Using Google Maps in R is easy! This series of blog posts will guide you through the possibilities to work with Google Maps in R.
In part one we will discuss the package
mapsapi. In part two we will discuss a ggplot2 friendly option:
Getting your API key(s)
Whether you want to work with
ggmaps: the first step is getting your API key(s). Sounds like an easy step, right? Be aware that this may take some time.
You will need a billing account on Google Cloud Platform (GCP). This requires you to attach your credit card to your account. After you have a billed account, you can set up a project. Within this project you can enable API(s). Detailed instructions on how to generate API key(s) are in this article.
There is not one single API for Google Maps. Actually, there are multiple services underneath Google Maps. Every service has its own API. For example, there is an API for directions (Directions API) and an API for geocoding (Geocoding API). The kind of API you need depends on the package and functions you’re going to use.
In essence you only need one API key. This single API key can give access to multiple API(s). But that’s a choice. You can also opt to have a key for each API. You can manage everything to your liking within GCP. I just went along with a single key to grant me access to multiple APIs.
To follow the examples in this blog you will need the Directions API and Geocoding API.
Your API key is private and unique to you, so be careful not to share it online. Be aware when opening a GitHub issue or saving it in a shared R script. If you share it inadvertantly, just get on Google’s website and regenerate your key – this will retire the old one.
Once you get your keys you are can easily access and manage them via GCP. Using API(s) comes at a cost. While the amount you get for free is enough for playing around, you might want to keep an eye out on the costs.
Time to code! One thing you might know about me: I love hiking. Let’s say I want to hike from my beautiful hometown, Oegstgeest, to Alphen aan den Rijn. How do we visualize this in R?
To visualize routes we need to have the Directions API enabled on GCP. To interact with the API we use the package
mapsapi. For visualization we use
leaflet.

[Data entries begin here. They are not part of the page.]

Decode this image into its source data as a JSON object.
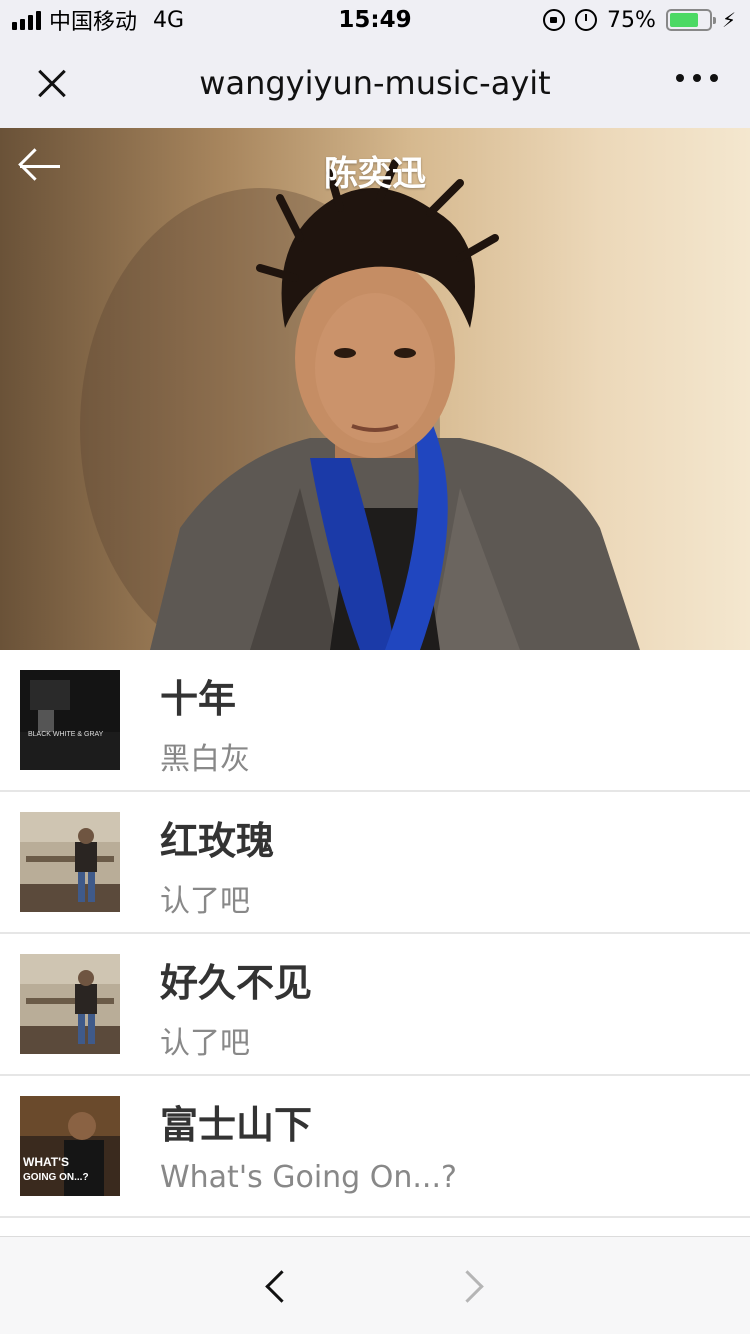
{
  "status_bar": {
    "carrier": "中国移动",
    "network": "4G",
    "time": "15:49",
    "battery_percent": "75%",
    "battery_level": 0.75,
    "battery_color": "#4cd964"
  },
  "nav": {
    "title": "wangyiyun-music-ayit",
    "close_icon": "close-icon",
    "more_icon": "more-dots-icon"
  },
  "artist": {
    "name": "陈奕迅"
  },
  "songs": [
    {
      "name": "十年",
      "album": "黑白灰"
    },
    {
      "name": "红玫瑰",
      "album": "认了吧"
    },
    {
      "name": "好久不见",
      "album": "认了吧"
    },
    {
      "name": "富士山下",
      "album": "What's Going On...?"
    }
  ],
  "cover_text": {
    "cover_1": "BLACK WHITE & GRAY",
    "cover_4_line1": "WHAT'S",
    "cover_4_line2": "GOING ON...?"
  },
  "toolbar": {
    "back_icon": "chevron-left-icon",
    "forward_icon": "chevron-right-icon"
  }
}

Don’t worry, you don’t necessarily need to use leaflet, but it’s a pretty nice package for plotting maps.
# Libraries library(mapsapi) library(leaflet) # Your private key key = "XXX" # Getting the directions from the Google Maps Directions API doc = mp_directions( origin = "Oegstgeest", destination = "Alphen aan den Rijn", mode = "walking", alternatives = TRUE, key = key, quiet = TRUE ) # Extract routes from the response routes = mp_get_routes(doc) # Visualize using leaflet palette = colorFactor(palette = "Set2", domain = routes$alternative_id) leaflet() %>% addProviderTiles(provider = providers$CartoDB.Positron) %>% addPolylines(data = routes, opacity = 1, weight = 7, color = ~palette(alternative_id), label = ~distance_text, labelOptions = labelOptions(noHide = TRUE))
That hike is going to take some time. Especially when you want to hike back ;).
With numerous options and themes you can completely customize your plot. Once you obtain the
routes object you can extract all the information from it.
To visualize locations you need to enable the Geocoding API.
Visualizing locations can be useful when you want to map points of interest. Locations can be addresses, place names, but also coordinates.
Let’s work out an example with some infamous places near my hometown:
# Libraries library(mapsapi) library(leaflet) # Your private key key = "XXX" # Getting the geolocations from the Google Maps Directions API addresses = c("Oegstgeest", "Katwijk aan Zee", "Leiden", "Warmond", "Voorschoten", "Alphen aan den Rijn") doc = mp_geocode( addresses = addresses, key = key ) # Extract pointss from the response point = mp_get_points(doc) # Visualize using leaflet palette = colorFactor(palette = "Set2", domain = point$location_type) leaflet() %>% addProviderTiles(provider = providers$CartoDB.Positron) %>% addCircleMarkers(data = point)
Generating the following plot:
So here are all our six specified locations on a map! Pretty easy, right?